--- Task directions ---
For the string "this", search the entries below and copy every line where it appears.

--- Records ---
━━━━
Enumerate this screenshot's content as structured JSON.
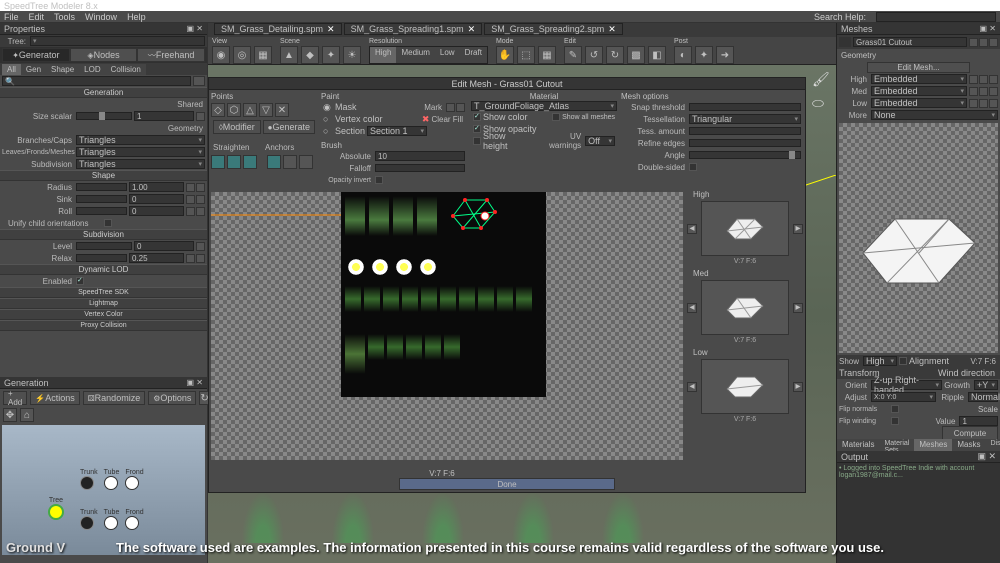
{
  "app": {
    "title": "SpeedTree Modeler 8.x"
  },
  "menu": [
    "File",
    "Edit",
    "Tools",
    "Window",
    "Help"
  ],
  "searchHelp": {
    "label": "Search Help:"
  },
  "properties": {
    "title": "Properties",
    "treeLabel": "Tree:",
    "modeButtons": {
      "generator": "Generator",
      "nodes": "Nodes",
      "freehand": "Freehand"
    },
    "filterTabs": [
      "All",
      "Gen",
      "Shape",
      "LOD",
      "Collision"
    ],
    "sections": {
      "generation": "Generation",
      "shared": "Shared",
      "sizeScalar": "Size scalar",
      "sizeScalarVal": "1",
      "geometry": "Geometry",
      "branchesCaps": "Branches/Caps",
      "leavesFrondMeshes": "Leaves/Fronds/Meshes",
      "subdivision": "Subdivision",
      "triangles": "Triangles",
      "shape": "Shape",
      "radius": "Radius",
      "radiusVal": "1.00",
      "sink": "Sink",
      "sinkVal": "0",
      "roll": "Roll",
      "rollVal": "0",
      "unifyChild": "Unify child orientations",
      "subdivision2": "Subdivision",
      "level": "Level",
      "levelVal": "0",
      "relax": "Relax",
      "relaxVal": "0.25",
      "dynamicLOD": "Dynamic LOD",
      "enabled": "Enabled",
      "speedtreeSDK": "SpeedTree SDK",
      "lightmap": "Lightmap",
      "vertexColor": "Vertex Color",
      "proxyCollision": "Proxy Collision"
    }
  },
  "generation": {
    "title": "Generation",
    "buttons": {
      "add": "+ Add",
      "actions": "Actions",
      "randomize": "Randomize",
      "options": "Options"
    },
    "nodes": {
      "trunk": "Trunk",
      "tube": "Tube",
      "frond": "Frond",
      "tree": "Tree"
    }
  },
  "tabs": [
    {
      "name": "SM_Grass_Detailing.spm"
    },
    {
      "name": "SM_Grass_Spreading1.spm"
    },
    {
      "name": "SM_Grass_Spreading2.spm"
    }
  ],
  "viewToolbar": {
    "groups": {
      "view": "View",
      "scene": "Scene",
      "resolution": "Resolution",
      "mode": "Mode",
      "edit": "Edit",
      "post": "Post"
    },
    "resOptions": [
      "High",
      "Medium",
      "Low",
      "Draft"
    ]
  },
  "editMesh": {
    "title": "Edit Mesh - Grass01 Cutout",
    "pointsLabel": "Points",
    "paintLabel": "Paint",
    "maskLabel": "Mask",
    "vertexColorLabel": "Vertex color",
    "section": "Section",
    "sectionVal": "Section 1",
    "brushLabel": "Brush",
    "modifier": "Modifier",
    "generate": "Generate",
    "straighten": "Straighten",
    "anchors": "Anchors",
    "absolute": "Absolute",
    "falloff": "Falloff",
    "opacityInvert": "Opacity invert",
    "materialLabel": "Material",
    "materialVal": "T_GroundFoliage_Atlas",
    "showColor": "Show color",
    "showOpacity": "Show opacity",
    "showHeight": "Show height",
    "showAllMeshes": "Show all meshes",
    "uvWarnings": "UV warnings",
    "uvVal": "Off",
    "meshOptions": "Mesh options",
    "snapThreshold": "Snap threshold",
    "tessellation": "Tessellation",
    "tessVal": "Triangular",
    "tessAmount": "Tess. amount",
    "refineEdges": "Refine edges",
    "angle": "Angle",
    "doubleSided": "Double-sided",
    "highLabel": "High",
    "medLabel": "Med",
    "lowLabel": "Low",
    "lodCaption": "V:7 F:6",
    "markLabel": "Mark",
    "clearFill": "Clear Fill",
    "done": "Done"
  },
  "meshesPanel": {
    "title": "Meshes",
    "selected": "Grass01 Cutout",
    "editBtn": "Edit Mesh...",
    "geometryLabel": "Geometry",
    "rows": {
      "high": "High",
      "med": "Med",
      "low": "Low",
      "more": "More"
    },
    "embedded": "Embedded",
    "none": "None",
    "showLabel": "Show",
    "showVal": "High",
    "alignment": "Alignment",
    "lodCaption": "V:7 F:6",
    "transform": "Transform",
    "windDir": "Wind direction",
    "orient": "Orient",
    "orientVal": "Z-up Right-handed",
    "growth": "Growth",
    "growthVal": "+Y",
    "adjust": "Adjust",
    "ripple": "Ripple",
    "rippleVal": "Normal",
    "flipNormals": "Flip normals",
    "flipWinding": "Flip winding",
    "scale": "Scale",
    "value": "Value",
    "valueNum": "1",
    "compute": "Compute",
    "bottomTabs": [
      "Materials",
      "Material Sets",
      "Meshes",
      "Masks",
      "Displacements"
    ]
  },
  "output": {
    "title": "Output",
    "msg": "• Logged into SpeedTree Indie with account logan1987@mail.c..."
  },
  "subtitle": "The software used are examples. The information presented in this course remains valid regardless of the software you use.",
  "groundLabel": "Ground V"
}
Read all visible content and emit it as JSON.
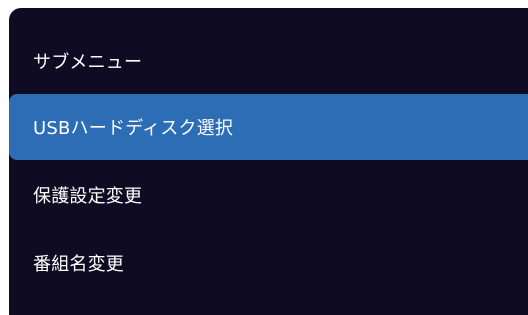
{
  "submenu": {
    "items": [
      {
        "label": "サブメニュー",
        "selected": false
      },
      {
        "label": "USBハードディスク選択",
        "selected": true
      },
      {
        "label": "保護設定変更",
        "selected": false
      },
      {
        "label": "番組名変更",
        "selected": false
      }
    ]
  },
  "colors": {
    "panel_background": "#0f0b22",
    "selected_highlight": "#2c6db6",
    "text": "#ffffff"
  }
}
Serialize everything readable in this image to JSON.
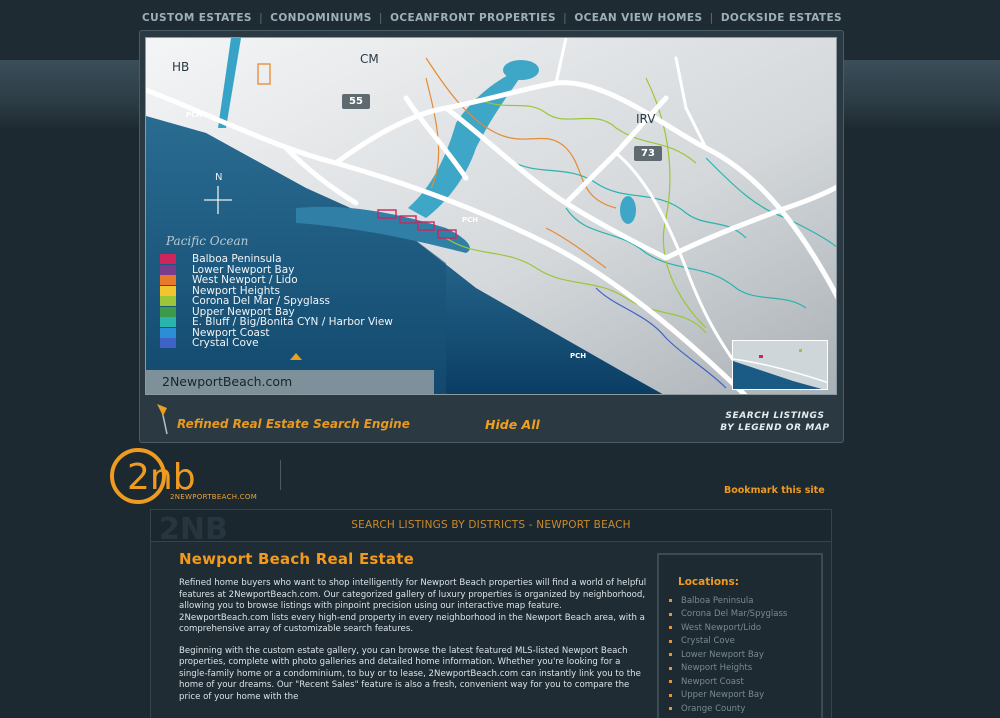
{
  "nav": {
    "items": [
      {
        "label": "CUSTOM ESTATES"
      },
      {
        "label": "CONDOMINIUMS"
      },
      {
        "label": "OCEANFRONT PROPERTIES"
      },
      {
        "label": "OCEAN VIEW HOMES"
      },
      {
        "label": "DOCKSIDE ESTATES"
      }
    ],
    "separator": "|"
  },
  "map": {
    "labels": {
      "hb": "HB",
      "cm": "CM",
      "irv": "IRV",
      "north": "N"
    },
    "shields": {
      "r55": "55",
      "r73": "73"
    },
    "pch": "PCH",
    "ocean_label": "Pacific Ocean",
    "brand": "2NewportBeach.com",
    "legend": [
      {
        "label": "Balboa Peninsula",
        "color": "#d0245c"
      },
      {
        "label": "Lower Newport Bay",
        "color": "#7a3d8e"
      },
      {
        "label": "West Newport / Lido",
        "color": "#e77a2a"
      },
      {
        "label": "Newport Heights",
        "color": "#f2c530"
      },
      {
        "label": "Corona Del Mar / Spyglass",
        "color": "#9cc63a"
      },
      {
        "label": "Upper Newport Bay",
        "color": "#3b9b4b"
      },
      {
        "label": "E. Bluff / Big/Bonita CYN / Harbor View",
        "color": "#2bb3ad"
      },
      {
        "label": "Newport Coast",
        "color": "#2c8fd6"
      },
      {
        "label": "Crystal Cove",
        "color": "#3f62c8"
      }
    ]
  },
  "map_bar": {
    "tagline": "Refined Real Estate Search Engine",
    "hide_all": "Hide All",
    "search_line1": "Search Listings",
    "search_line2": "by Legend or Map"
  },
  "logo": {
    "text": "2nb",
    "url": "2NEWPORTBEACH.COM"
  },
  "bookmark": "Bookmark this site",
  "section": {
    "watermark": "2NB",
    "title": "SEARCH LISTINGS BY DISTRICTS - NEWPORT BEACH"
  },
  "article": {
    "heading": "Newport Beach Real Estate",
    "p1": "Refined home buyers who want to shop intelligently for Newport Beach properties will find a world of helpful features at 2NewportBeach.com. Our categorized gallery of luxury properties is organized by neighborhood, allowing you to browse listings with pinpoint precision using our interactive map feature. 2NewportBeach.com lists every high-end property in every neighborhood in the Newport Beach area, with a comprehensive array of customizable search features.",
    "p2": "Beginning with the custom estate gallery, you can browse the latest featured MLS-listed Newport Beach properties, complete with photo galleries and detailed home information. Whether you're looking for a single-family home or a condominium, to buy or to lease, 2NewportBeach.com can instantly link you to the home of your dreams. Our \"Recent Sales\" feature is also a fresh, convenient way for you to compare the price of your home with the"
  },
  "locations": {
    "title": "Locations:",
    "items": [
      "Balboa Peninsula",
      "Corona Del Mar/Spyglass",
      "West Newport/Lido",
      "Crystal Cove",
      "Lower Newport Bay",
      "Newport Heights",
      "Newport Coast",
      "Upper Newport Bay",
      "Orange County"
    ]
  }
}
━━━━
--- Answer box ---
Enumerate this screenshot's content as structured JSON.
  "subtitle": "The software used are examples. The information presented in this course remains valid regardless of the software you use.",
Serialize everything readable in this image to JSON.
  "bookmark": "Bookmark this site",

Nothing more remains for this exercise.